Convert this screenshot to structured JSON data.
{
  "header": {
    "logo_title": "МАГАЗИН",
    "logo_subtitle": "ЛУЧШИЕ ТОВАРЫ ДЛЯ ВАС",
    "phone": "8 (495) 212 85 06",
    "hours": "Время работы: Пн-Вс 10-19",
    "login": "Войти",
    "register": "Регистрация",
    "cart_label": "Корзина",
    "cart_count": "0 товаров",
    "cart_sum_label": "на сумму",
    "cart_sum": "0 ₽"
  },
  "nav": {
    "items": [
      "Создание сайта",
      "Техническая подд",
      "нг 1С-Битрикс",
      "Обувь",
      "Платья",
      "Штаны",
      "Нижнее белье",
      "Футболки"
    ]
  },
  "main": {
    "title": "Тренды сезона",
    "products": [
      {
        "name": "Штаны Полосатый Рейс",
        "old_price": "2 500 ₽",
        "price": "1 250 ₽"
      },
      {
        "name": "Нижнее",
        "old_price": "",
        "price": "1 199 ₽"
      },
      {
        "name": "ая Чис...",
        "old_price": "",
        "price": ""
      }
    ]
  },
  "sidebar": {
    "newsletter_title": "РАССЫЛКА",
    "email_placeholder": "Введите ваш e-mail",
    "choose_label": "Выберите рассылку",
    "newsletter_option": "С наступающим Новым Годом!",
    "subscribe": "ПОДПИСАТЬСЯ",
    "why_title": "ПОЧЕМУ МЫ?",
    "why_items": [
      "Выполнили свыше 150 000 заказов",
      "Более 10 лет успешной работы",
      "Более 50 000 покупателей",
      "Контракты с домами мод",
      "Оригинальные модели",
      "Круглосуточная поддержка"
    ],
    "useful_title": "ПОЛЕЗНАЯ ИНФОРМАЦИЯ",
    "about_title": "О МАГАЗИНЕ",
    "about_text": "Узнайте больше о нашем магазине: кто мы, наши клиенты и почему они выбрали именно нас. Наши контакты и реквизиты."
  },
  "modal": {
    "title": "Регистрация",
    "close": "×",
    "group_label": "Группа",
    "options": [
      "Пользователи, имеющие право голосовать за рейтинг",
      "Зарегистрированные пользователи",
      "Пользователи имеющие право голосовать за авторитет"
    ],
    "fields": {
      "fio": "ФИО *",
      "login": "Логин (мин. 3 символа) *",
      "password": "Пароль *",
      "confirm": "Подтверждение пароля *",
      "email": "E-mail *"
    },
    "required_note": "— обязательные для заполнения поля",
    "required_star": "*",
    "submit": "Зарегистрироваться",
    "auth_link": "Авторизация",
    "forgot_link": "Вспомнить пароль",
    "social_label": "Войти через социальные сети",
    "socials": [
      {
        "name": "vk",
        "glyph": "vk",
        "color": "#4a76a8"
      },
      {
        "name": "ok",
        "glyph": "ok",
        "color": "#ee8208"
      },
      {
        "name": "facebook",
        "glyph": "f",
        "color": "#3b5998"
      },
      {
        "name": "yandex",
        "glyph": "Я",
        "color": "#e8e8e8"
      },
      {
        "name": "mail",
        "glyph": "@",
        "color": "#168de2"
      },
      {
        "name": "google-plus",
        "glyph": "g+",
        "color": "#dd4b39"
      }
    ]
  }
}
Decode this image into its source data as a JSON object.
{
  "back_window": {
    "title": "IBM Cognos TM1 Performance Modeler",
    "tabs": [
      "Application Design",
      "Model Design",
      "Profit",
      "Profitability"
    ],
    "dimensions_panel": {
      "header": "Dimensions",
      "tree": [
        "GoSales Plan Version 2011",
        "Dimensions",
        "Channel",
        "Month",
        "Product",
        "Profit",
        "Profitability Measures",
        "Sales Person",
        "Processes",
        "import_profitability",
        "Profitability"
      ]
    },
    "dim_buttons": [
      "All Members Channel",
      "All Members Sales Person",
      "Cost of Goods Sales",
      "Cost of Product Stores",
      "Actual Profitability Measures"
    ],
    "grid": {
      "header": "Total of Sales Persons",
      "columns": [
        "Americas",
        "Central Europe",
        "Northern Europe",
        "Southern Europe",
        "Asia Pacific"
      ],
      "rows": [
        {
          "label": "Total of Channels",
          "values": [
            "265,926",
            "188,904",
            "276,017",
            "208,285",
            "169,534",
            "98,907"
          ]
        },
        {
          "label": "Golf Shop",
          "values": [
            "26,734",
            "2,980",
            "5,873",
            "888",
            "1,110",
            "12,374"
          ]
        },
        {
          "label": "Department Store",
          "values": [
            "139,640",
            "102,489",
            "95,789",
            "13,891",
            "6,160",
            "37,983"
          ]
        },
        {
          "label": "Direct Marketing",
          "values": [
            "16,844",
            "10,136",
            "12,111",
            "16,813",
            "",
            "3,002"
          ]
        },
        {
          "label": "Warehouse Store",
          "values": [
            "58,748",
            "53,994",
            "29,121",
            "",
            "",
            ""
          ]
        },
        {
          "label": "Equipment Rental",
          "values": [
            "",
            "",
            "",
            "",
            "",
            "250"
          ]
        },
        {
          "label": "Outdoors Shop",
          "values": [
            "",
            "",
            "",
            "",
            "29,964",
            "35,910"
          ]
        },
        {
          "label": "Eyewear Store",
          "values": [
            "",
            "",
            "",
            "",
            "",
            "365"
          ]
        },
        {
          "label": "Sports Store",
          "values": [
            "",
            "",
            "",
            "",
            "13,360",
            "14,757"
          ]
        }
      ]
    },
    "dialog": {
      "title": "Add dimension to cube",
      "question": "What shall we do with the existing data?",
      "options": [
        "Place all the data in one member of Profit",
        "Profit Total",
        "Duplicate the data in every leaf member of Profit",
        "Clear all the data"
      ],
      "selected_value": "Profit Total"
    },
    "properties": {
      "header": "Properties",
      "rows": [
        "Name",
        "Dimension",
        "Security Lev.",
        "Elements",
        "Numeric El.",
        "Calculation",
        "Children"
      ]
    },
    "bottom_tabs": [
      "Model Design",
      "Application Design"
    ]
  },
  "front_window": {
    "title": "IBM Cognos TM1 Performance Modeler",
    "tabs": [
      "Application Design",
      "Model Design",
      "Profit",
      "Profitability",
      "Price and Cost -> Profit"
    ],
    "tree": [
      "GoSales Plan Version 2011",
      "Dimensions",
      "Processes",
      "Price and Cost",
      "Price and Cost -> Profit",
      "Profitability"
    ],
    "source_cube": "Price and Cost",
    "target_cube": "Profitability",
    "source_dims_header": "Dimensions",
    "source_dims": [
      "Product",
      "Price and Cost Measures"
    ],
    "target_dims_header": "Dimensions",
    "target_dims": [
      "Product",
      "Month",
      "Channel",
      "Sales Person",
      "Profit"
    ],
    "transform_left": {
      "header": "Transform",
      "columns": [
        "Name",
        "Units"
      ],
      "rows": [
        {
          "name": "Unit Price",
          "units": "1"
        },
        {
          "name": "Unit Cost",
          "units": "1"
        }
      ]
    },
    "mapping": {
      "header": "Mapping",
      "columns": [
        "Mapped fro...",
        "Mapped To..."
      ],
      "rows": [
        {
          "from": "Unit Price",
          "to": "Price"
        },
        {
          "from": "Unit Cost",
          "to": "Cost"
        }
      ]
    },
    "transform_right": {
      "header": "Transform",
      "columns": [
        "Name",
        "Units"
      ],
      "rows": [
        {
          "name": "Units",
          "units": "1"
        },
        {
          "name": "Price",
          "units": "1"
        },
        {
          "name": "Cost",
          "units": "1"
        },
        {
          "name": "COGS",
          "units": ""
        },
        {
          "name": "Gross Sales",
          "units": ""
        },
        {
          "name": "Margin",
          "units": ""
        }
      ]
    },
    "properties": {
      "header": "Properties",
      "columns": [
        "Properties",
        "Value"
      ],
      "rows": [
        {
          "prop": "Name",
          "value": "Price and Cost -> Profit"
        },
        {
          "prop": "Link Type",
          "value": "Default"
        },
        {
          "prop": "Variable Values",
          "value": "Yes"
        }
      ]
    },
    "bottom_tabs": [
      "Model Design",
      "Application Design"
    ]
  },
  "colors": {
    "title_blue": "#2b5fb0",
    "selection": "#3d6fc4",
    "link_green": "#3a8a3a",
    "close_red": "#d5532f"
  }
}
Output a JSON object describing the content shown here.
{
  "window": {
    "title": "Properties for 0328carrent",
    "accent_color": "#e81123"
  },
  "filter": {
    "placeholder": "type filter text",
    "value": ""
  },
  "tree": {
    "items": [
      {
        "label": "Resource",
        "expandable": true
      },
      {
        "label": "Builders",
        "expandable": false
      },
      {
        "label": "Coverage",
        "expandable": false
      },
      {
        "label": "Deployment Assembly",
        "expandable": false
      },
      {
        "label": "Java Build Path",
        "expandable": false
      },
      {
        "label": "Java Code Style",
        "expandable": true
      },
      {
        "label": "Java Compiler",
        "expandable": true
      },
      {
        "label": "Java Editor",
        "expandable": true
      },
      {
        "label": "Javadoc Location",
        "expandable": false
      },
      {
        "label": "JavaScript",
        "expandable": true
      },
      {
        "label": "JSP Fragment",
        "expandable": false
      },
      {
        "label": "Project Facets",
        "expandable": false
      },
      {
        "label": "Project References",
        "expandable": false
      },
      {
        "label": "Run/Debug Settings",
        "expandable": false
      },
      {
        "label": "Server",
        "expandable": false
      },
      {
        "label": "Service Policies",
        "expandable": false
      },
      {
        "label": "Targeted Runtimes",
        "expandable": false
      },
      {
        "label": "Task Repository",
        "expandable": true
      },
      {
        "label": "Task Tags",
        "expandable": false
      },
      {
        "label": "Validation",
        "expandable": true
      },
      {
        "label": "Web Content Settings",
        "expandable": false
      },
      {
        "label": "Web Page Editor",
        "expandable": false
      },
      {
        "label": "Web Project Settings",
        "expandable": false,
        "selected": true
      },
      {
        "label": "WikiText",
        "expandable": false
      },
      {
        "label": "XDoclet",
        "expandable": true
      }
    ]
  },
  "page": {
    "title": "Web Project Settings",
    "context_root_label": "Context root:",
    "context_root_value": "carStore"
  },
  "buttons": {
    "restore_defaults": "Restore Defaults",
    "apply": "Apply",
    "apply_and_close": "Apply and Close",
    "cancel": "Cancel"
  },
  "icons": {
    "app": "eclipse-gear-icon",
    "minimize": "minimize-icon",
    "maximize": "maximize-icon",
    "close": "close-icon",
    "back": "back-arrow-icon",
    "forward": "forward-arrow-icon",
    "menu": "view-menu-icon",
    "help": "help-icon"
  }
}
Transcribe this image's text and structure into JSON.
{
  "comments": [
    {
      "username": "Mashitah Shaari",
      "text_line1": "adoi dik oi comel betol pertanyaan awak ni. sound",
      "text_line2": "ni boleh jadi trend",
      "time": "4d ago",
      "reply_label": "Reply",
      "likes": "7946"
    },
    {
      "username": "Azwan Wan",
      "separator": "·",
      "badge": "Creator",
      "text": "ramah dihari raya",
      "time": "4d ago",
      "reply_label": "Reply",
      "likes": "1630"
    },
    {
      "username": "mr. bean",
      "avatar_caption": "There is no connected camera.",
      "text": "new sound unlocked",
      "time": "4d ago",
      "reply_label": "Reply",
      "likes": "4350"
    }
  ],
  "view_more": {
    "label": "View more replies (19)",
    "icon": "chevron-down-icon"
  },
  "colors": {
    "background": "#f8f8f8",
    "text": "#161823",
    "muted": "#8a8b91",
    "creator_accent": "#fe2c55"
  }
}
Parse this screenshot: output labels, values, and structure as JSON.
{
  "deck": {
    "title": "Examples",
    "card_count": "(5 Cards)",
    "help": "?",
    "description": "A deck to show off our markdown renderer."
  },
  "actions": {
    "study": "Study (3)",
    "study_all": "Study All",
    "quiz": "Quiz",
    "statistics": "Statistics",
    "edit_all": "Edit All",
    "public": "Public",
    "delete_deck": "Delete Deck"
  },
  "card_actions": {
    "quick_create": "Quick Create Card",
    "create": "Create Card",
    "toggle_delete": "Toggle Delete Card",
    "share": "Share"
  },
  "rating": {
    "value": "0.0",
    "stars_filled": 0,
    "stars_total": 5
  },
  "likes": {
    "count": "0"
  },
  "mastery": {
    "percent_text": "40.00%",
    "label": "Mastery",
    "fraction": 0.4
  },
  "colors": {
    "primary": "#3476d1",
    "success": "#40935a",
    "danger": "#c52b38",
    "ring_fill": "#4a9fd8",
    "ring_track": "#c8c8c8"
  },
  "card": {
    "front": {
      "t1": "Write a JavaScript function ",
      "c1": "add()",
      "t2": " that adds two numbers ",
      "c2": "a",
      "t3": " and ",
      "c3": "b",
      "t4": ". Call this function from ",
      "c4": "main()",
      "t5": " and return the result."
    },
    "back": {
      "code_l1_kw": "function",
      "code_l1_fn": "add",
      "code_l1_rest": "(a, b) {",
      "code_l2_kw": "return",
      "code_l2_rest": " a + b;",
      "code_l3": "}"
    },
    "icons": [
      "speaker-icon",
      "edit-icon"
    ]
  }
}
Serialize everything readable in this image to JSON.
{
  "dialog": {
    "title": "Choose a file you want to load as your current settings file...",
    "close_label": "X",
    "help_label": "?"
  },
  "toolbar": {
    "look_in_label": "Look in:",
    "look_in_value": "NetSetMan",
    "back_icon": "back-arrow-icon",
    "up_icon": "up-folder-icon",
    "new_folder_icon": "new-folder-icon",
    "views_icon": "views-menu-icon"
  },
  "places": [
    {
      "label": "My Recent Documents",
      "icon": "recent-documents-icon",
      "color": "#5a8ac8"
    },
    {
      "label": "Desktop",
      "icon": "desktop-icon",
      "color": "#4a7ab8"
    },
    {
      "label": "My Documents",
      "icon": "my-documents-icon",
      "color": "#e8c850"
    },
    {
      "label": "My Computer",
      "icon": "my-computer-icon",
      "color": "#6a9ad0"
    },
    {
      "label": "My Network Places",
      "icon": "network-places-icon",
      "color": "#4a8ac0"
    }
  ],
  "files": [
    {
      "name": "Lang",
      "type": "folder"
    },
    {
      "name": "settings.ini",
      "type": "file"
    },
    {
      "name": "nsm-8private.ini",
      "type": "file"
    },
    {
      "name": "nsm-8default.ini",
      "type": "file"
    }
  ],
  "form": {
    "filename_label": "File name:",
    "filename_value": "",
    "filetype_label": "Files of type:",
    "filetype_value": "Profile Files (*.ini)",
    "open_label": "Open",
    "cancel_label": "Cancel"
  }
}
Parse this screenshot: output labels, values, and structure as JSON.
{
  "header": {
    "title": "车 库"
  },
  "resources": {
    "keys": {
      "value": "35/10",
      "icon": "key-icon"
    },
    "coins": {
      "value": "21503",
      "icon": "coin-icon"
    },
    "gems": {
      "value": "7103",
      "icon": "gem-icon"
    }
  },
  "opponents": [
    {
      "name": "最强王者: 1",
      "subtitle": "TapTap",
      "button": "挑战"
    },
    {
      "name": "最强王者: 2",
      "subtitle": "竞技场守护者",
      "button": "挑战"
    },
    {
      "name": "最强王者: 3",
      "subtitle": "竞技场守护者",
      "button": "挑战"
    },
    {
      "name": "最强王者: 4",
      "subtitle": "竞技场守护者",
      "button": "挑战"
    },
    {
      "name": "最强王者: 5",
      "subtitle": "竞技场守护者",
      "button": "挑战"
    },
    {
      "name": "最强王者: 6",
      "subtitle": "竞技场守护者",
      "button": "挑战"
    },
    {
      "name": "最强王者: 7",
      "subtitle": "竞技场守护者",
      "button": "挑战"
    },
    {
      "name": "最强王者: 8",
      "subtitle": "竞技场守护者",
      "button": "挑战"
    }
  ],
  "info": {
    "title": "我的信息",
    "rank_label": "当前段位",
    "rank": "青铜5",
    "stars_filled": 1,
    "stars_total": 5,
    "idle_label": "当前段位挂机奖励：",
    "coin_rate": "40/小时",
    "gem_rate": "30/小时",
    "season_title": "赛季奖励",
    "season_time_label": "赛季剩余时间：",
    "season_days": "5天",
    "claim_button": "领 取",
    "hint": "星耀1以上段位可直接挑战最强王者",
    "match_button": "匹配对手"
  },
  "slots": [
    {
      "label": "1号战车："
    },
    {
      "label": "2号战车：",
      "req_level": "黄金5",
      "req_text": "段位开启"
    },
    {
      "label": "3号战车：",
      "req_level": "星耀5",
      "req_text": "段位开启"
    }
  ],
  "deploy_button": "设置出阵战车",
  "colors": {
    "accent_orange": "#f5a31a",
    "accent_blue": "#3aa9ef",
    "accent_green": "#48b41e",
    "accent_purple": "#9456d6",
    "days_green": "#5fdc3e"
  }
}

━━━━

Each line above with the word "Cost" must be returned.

      "Cost of Goods Sales",
      "Cost of Product Stores",
      "Price and Cost -> Profit"
      "Price and Cost",
      "Price and Cost -> Profit",
    "source_cube": "Price and Cost",
      "Price and Cost Measures"
          "name": "Unit Cost",
          "from": "Unit Cost",
          "to": "Cost"
          "name": "Cost",
          "value": "Price and Cost -> Profit"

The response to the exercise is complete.